(Items listed in a dataset)
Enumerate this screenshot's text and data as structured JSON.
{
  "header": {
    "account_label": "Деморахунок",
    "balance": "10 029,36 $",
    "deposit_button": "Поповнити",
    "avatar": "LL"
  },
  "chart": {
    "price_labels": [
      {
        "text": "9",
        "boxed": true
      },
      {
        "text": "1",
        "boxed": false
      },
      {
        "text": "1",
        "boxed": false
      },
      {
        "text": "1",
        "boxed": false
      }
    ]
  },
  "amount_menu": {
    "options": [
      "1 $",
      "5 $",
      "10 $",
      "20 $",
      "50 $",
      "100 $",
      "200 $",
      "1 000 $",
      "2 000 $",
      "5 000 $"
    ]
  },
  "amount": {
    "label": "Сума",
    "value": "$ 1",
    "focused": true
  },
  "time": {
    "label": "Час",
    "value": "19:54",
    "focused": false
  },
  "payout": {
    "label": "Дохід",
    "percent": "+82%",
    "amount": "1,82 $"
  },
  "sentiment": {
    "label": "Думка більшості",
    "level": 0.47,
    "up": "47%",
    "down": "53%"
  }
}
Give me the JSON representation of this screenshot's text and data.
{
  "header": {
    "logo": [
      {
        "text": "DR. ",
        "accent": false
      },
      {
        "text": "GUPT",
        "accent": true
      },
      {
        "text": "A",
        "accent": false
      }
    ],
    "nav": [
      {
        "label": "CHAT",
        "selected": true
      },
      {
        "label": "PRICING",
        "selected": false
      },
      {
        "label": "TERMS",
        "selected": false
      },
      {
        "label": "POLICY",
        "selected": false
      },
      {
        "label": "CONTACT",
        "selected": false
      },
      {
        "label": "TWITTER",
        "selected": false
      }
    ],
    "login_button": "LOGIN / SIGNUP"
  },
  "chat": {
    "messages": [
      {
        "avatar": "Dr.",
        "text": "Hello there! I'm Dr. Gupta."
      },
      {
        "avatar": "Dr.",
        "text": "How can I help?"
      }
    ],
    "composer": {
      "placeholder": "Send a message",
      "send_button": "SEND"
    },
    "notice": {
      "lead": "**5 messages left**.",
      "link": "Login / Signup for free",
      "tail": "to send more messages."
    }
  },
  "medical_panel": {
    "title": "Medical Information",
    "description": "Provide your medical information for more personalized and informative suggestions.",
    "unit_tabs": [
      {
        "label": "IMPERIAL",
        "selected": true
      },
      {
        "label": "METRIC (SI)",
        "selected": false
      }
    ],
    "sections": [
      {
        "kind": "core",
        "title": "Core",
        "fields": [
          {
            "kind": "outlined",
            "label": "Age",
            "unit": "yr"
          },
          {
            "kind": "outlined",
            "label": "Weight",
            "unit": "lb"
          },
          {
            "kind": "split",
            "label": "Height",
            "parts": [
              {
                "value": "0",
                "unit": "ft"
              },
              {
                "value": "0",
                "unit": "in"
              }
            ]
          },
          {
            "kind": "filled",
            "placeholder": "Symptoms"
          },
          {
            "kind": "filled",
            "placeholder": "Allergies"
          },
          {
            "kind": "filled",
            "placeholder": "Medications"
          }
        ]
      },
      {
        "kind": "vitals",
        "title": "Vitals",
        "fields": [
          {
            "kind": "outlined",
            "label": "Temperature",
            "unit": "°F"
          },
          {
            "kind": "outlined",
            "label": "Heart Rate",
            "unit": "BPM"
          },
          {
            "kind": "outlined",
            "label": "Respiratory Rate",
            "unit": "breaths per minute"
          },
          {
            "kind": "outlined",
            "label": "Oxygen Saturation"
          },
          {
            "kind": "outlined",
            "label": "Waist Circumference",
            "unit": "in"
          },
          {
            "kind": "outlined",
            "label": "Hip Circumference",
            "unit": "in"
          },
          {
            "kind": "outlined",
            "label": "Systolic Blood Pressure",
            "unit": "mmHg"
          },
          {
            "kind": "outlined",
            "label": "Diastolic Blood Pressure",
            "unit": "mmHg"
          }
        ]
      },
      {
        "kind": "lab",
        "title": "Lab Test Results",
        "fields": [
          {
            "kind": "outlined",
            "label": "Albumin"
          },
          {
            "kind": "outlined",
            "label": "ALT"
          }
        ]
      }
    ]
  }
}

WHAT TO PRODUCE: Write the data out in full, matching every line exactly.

ANSWER SECTION:
Enumerate this screenshot's text and data as structured JSON.
{
  "header": {
    "account_label": "Деморахунок",
    "balance": "10 029,36 $",
    "deposit_button": "Поповнити",
    "avatar": "LL"
  },
  "chart": {
    "price_labels": [
      {
        "text": "9",
        "boxed": true
      },
      {
        "text": "1",
        "boxed": false
      },
      {
        "text": "1",
        "boxed": false
      },
      {
        "text": "1",
        "boxed": false
      }
    ]
  },
  "amount_menu": {
    "options": [
      "1 $",
      "5 $",
      "10 $",
      "20 $",
      "50 $",
      "100 $",
      "200 $",
      "1 000 $",
      "2 000 $",
      "5 000 $"
    ]
  },
  "amount": {
    "label": "Сума",
    "value": "$ 1",
    "focused": true
  },
  "time": {
    "label": "Час",
    "value": "19:54",
    "focused": false
  },
  "payout": {
    "label": "Дохід",
    "percent": "+82%",
    "amount": "1,82 $"
  },
  "sentiment": {
    "label": "Думка більшості",
    "level": 0.47,
    "up": "47%",
    "down": "53%"
  }
}
Give me the JSON representation of this screenshot's text and data.
{
  "header": {
    "logo": [
      {
        "text": "DR. ",
        "accent": false
      },
      {
        "text": "GUPT",
        "accent": true
      },
      {
        "text": "A",
        "accent": false
      }
    ],
    "nav": [
      {
        "label": "CHAT",
        "selected": true
      },
      {
        "label": "PRICING",
        "selected": false
      },
      {
        "label": "TERMS",
        "selected": false
      },
      {
        "label": "POLICY",
        "selected": false
      },
      {
        "label": "CONTACT",
        "selected": false
      },
      {
        "label": "TWITTER",
        "selected": false
      }
    ],
    "login_button": "LOGIN / SIGNUP"
  },
  "chat": {
    "messages": [
      {
        "avatar": "Dr.",
        "text": "Hello there! I'm Dr. Gupta."
      },
      {
        "avatar": "Dr.",
        "text": "How can I help?"
      }
    ],
    "composer": {
      "placeholder": "Send a message",
      "send_button": "SEND"
    },
    "notice": {
      "lead": "**5 messages left**.",
      "link": "Login / Signup for free",
      "tail": "to send more messages."
    }
  },
  "medical_panel": {
    "title": "Medical Information",
    "description": "Provide your medical information for more personalized and informative suggestions.",
    "unit_tabs": [
      {
        "label": "IMPERIAL",
        "selected": true
      },
      {
        "label": "METRIC (SI)",
        "selected": false
      }
    ],
    "sections": [
      {
        "kind": "core",
        "title": "Core",
        "fields": [
          {
            "kind": "outlined",
            "label": "Age",
            "unit": "yr"
          },
          {
            "kind": "outlined",
            "label": "Weight",
            "unit": "lb"
          },
          {
            "kind": "split",
            "label": "Height",
            "parts": [
              {
                "value": "0",
                "unit": "ft"
              },
              {
                "value": "0",
                "unit": "in"
              }
            ]
          },
          {
            "kind": "filled",
            "placeholder": "Symptoms"
          },
          {
            "kind": "filled",
            "placeholder": "Allergies"
          },
          {
            "kind": "filled",
            "placeholder": "Medications"
          }
        ]
      },
      {
        "kind": "vitals",
        "title": "Vitals",
        "fields": [
          {
            "kind": "outlined",
            "label": "Temperature",
            "unit": "°F"
          },
          {
            "kind": "outlined",
            "label": "Heart Rate",
            "unit": "BPM"
          },
          {
            "kind": "outlined",
            "label": "Respiratory Rate",
            "unit": "breaths per minute"
          },
          {
            "kind": "outlined",
            "label": "Oxygen Saturation"
          },
          {
            "kind": "outlined",
            "label": "Waist Circumference",
            "unit": "in"
          },
          {
            "kind": "outlined",
            "label": "Hip Circumference",
            "unit": "in"
          },
          {
            "kind": "outlined",
            "label": "Systolic Blood Pressure",
            "unit": "mmHg"
          },
          {
            "kind": "outlined",
            "label": "Diastolic Blood Pressure",
            "unit": "mmHg"
          }
        ]
      },
      {
        "kind": "lab",
        "title": "Lab Test Results",
        "fields": [
          {
            "kind": "outlined",
            "label": "Albumin"
          },
          {
            "kind": "outlined",
            "label": "ALT"
          }
        ]
      }
    ]
  }
}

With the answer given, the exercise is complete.